-- Dataset follows --

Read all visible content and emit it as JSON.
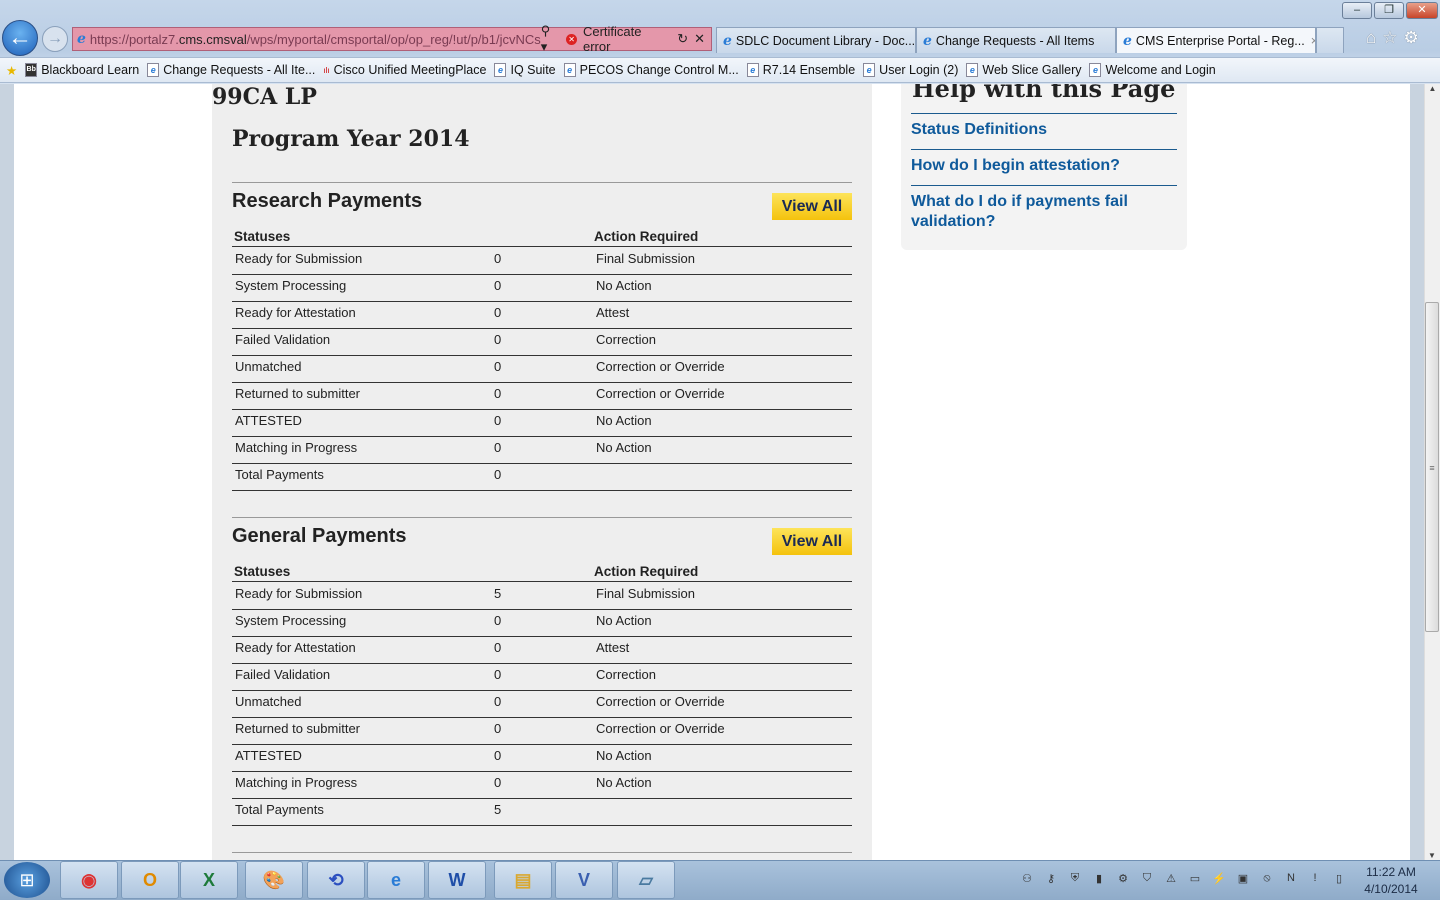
{
  "browser": {
    "address": {
      "prefix": "https://portalz7.",
      "host": "cms.cmsval",
      "path": "/wps/myportal/cmsportal/op/op_reg/!ut/p/b1/jcvNCs",
      "cert_error": "Certificate error"
    },
    "tabs": [
      {
        "label": "SDLC Document Library - Doc...",
        "active": false
      },
      {
        "label": "Change Requests - All Items",
        "active": false
      },
      {
        "label": "CMS Enterprise Portal - Reg...",
        "active": true
      }
    ],
    "bookmarks": [
      "Blackboard Learn",
      "Change Requests - All Ite...",
      "Cisco Unified MeetingPlace",
      "IQ Suite",
      "PECOS Change Control M...",
      "R7.14 Ensemble",
      "User Login (2)",
      "Web Slice Gallery",
      "Welcome and Login"
    ]
  },
  "page": {
    "org_name": "99CA LP",
    "program_year": "Program Year 2014",
    "columns": {
      "status": "Statuses",
      "action": "Action Required"
    },
    "view_all_label": "View All",
    "sections": [
      {
        "title": "Research Payments",
        "rows": [
          {
            "status": "Ready for Submission",
            "count": "0",
            "action": "Final Submission"
          },
          {
            "status": "System Processing",
            "count": "0",
            "action": "No Action"
          },
          {
            "status": "Ready for Attestation",
            "count": "0",
            "action": "Attest"
          },
          {
            "status": "Failed Validation",
            "count": "0",
            "action": "Correction"
          },
          {
            "status": "Unmatched",
            "count": "0",
            "action": "Correction or Override"
          },
          {
            "status": "Returned to submitter",
            "count": "0",
            "action": "Correction or Override"
          },
          {
            "status": "ATTESTED",
            "count": "0",
            "action": "No Action"
          },
          {
            "status": "Matching in Progress",
            "count": "0",
            "action": "No Action"
          },
          {
            "status": "Total Payments",
            "count": "0",
            "action": ""
          }
        ]
      },
      {
        "title": "General Payments",
        "rows": [
          {
            "status": "Ready for Submission",
            "count": "5",
            "action": "Final Submission"
          },
          {
            "status": "System Processing",
            "count": "0",
            "action": "No Action"
          },
          {
            "status": "Ready for Attestation",
            "count": "0",
            "action": "Attest"
          },
          {
            "status": "Failed Validation",
            "count": "0",
            "action": "Correction"
          },
          {
            "status": "Unmatched",
            "count": "0",
            "action": "Correction or Override"
          },
          {
            "status": "Returned to submitter",
            "count": "0",
            "action": "Correction or Override"
          },
          {
            "status": "ATTESTED",
            "count": "0",
            "action": "No Action"
          },
          {
            "status": "Matching in Progress",
            "count": "0",
            "action": "No Action"
          },
          {
            "status": "Total Payments",
            "count": "5",
            "action": ""
          }
        ]
      }
    ],
    "help": {
      "title": "Help with this Page",
      "links": [
        "Status Definitions",
        "How do I begin attestation?",
        "What do I do if payments fail validation?"
      ]
    }
  },
  "taskbar": {
    "apps": [
      "chrome",
      "outlook",
      "excel",
      "paint",
      "app-blue",
      "internet-explorer",
      "word",
      "file-explorer",
      "visio",
      "notepad"
    ],
    "time": "11:22 AM",
    "date": "4/10/2014"
  },
  "colors": {
    "view_all": "#f4c20d",
    "link": "#0f5a9b",
    "address_error": "#e497aa"
  }
}
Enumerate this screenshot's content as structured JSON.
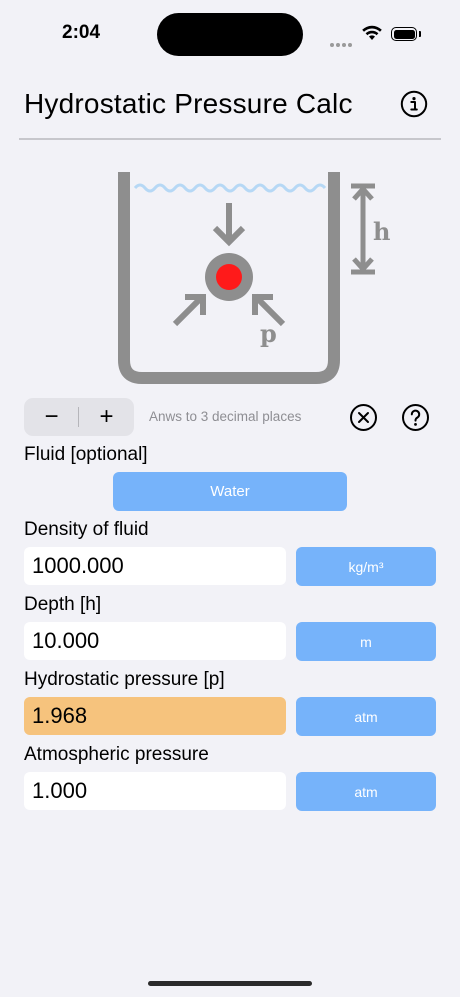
{
  "status": {
    "time": "2:04"
  },
  "header": {
    "title": "Hydrostatic Pressure Calc",
    "info_icon": "info-circle-icon"
  },
  "diagram": {
    "depth_label": "h",
    "pressure_label": "p",
    "colors": {
      "container": "#8e8e8e",
      "water": "#b6d8f5",
      "object": "#ff1a1a"
    }
  },
  "controls": {
    "minus_label": "−",
    "plus_label": "+",
    "decimal_text": "Anws to 3 decimal places",
    "clear_icon": "clear-circle-icon",
    "help_icon": "help-circle-icon"
  },
  "fluid": {
    "label": "Fluid [optional]",
    "button": "Water"
  },
  "fields": {
    "density": {
      "label": "Density of fluid",
      "value": "1000.000",
      "unit": "kg/m³"
    },
    "depth": {
      "label": "Depth [h]",
      "value": "10.000",
      "unit": "m"
    },
    "pressure": {
      "label": "Hydrostatic pressure [p]",
      "value": "1.968",
      "unit": "atm"
    },
    "atmospheric": {
      "label": "Atmospheric pressure",
      "value": "1.000",
      "unit": "atm"
    }
  },
  "colors": {
    "accent": "#76b3fa",
    "result": "#f6c37d",
    "background": "#f2f2f7"
  }
}
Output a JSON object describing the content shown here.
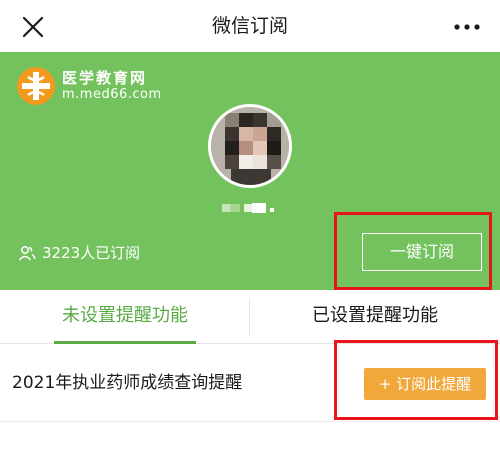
{
  "header": {
    "title": "微信订阅",
    "close_icon": "close-icon",
    "more_icon": "more-icon"
  },
  "banner": {
    "background": "#74c25d",
    "logo": {
      "name": "医学教育网",
      "url": "m.med66.com"
    },
    "subscriber_count": "3223人已订阅",
    "subscribe_all_label": "一键订阅"
  },
  "tabs": [
    {
      "label": "未设置提醒功能",
      "active": true
    },
    {
      "label": "已设置提醒功能",
      "active": false
    }
  ],
  "reminders": [
    {
      "title": "2021年执业药师成绩查询提醒",
      "button_label": "+ 订阅此提醒",
      "button_color": "#f0a83a"
    }
  ],
  "accent_color": "#5aaa45",
  "annotation_color": "#e8141b"
}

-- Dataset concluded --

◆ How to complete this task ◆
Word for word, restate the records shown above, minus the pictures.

◆ Your response ◆
Read all visible content and emit it as JSON.
{
  "browser": {
    "address": {
      "prefix": "https://portalz7.",
      "host": "cms.cmsval",
      "path": "/wps/myportal/cmsportal/op/op_reg/!ut/p/b1/jcvNCs",
      "cert_error": "Certificate error"
    },
    "tabs": [
      {
        "label": "SDLC Document Library - Doc...",
        "active": false
      },
      {
        "label": "Change Requests - All Items",
        "active": false
      },
      {
        "label": "CMS Enterprise Portal - Reg...",
        "active": true
      }
    ],
    "bookmarks": [
      "Blackboard Learn",
      "Change Requests - All Ite...",
      "Cisco Unified MeetingPlace",
      "IQ Suite",
      "PECOS Change Control M...",
      "R7.14 Ensemble",
      "User Login (2)",
      "Web Slice Gallery",
      "Welcome and Login"
    ]
  },
  "page": {
    "org_name": "99CA LP",
    "program_year": "Program Year 2014",
    "columns": {
      "status": "Statuses",
      "action": "Action Required"
    },
    "view_all_label": "View All",
    "sections": [
      {
        "title": "Research Payments",
        "rows": [
          {
            "status": "Ready for Submission",
            "count": "0",
            "action": "Final Submission"
          },
          {
            "status": "System Processing",
            "count": "0",
            "action": "No Action"
          },
          {
            "status": "Ready for Attestation",
            "count": "0",
            "action": "Attest"
          },
          {
            "status": "Failed Validation",
            "count": "0",
            "action": "Correction"
          },
          {
            "status": "Unmatched",
            "count": "0",
            "action": "Correction or Override"
          },
          {
            "status": "Returned to submitter",
            "count": "0",
            "action": "Correction or Override"
          },
          {
            "status": "ATTESTED",
            "count": "0",
            "action": "No Action"
          },
          {
            "status": "Matching in Progress",
            "count": "0",
            "action": "No Action"
          },
          {
            "status": "Total Payments",
            "count": "0",
            "action": ""
          }
        ]
      },
      {
        "title": "General Payments",
        "rows": [
          {
            "status": "Ready for Submission",
            "count": "5",
            "action": "Final Submission"
          },
          {
            "status": "System Processing",
            "count": "0",
            "action": "No Action"
          },
          {
            "status": "Ready for Attestation",
            "count": "0",
            "action": "Attest"
          },
          {
            "status": "Failed Validation",
            "count": "0",
            "action": "Correction"
          },
          {
            "status": "Unmatched",
            "count": "0",
            "action": "Correction or Override"
          },
          {
            "status": "Returned to submitter",
            "count": "0",
            "action": "Correction or Override"
          },
          {
            "status": "ATTESTED",
            "count": "0",
            "action": "No Action"
          },
          {
            "status": "Matching in Progress",
            "count": "0",
            "action": "No Action"
          },
          {
            "status": "Total Payments",
            "count": "5",
            "action": ""
          }
        ]
      }
    ],
    "help": {
      "title": "Help with this Page",
      "links": [
        "Status Definitions",
        "How do I begin attestation?",
        "What do I do if payments fail validation?"
      ]
    }
  },
  "taskbar": {
    "apps": [
      "chrome",
      "outlook",
      "excel",
      "paint",
      "app-blue",
      "internet-explorer",
      "word",
      "file-explorer",
      "visio",
      "notepad"
    ],
    "time": "11:22 AM",
    "date": "4/10/2014"
  },
  "colors": {
    "view_all": "#f4c20d",
    "link": "#0f5a9b",
    "address_error": "#e497aa"
  }
}
Enumerate this screenshot's content as structured JSON.
{
  "status": {
    "time": "2:04"
  },
  "header": {
    "title": "Hydrostatic Pressure Calc",
    "info_icon": "info-circle-icon"
  },
  "diagram": {
    "depth_label": "h",
    "pressure_label": "p",
    "colors": {
      "container": "#8e8e8e",
      "water": "#b6d8f5",
      "object": "#ff1a1a"
    }
  },
  "controls": {
    "minus_label": "−",
    "plus_label": "+",
    "decimal_text": "Anws to 3 decimal places",
    "clear_icon": "clear-circle-icon",
    "help_icon": "help-circle-icon"
  },
  "fluid": {
    "label": "Fluid [optional]",
    "button": "Water"
  },
  "fields": {
    "density": {
      "label": "Density of fluid",
      "value": "1000.000",
      "unit": "kg/m³"
    },
    "depth": {
      "label": "Depth [h]",
      "value": "10.000",
      "unit": "m"
    },
    "pressure": {
      "label": "Hydrostatic pressure [p]",
      "value": "1.968",
      "unit": "atm"
    },
    "atmospheric": {
      "label": "Atmospheric pressure",
      "value": "1.000",
      "unit": "atm"
    }
  },
  "colors": {
    "accent": "#76b3fa",
    "result": "#f6c37d",
    "background": "#f2f2f7"
  }
}
Output a JSON object describing the content shown here.
{
  "header": {
    "title": "微信订阅",
    "close_icon": "close-icon",
    "more_icon": "more-icon"
  },
  "banner": {
    "background": "#74c25d",
    "logo": {
      "name": "医学教育网",
      "url": "m.med66.com"
    },
    "subscriber_count": "3223人已订阅",
    "subscribe_all_label": "一键订阅"
  },
  "tabs": [
    {
      "label": "未设置提醒功能",
      "active": true
    },
    {
      "label": "已设置提醒功能",
      "active": false
    }
  ],
  "reminders": [
    {
      "title": "2021年执业药师成绩查询提醒",
      "button_label": "+ 订阅此提醒",
      "button_color": "#f0a83a"
    }
  ],
  "accent_color": "#5aaa45",
  "annotation_color": "#e8141b"
}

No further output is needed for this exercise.